*** Opening SUPPLIED MATERIAL ***

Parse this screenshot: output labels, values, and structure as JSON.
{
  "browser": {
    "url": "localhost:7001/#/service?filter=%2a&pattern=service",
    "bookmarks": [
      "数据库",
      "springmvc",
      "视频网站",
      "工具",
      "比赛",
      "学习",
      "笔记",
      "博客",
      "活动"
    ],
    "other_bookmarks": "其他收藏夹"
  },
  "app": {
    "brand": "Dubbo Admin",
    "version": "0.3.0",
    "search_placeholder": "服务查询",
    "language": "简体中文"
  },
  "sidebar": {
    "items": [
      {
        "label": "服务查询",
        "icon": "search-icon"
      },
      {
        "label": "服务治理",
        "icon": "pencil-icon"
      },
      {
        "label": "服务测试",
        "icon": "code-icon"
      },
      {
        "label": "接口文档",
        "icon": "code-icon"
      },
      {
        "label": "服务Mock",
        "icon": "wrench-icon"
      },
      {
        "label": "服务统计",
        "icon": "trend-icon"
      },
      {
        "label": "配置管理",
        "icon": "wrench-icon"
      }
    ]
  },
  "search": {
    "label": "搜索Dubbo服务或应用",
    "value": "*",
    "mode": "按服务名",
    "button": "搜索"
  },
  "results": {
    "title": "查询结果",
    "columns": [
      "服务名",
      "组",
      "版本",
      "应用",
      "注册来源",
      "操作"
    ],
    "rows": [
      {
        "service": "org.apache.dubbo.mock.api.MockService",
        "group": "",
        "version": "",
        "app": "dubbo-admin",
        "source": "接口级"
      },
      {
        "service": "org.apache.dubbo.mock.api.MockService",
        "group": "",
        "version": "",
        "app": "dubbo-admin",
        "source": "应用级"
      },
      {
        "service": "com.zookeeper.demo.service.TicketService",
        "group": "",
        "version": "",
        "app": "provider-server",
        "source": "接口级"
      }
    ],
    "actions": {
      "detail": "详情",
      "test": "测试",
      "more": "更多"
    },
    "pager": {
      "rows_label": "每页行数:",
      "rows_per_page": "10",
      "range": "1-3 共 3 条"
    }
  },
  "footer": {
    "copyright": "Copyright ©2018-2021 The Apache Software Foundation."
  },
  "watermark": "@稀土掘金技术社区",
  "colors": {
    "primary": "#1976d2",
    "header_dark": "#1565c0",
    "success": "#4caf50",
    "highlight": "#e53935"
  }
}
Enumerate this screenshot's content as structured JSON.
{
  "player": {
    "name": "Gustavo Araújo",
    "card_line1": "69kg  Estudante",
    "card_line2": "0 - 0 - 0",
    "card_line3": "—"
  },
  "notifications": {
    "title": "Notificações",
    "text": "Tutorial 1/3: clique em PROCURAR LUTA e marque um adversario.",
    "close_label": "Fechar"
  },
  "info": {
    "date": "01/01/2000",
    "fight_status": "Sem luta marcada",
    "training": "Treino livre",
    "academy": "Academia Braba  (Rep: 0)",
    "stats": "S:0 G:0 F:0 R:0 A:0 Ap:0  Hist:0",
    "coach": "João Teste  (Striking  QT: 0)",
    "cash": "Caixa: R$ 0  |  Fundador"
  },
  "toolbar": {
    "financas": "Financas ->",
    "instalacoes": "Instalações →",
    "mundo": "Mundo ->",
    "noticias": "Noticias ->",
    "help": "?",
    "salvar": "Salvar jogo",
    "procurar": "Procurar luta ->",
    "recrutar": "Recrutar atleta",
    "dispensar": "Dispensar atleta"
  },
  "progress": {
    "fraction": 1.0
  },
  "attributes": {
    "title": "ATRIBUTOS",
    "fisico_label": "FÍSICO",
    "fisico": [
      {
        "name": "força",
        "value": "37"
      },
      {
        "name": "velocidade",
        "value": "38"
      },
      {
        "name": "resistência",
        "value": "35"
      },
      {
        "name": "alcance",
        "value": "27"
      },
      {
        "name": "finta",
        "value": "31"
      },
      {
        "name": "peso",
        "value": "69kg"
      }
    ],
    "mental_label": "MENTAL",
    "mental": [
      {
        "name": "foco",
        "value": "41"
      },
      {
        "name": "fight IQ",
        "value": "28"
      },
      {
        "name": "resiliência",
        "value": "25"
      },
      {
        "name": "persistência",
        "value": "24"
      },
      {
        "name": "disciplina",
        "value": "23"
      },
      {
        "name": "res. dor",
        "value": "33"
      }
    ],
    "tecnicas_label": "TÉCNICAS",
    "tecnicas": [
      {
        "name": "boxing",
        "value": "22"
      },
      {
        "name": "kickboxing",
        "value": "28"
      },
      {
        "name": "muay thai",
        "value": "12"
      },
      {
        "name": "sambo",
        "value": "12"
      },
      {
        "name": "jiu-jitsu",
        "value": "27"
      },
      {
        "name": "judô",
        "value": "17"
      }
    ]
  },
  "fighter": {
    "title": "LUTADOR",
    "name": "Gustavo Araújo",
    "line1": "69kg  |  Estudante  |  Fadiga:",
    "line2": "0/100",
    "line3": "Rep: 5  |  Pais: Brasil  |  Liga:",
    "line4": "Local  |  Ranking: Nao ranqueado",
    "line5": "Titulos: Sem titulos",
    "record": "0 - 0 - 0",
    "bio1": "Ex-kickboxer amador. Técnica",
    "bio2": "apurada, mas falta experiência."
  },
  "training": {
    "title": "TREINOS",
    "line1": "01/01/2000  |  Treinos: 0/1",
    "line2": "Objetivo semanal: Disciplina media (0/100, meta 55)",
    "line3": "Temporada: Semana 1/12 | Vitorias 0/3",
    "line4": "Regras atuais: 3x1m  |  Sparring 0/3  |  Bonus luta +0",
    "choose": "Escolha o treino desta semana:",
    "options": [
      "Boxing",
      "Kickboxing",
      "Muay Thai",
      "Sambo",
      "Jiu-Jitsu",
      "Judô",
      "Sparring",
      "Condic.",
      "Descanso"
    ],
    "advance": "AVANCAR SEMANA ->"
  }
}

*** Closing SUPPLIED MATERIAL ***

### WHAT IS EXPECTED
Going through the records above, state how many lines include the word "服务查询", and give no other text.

### RESPONSE FOR THIS EXERCISE
2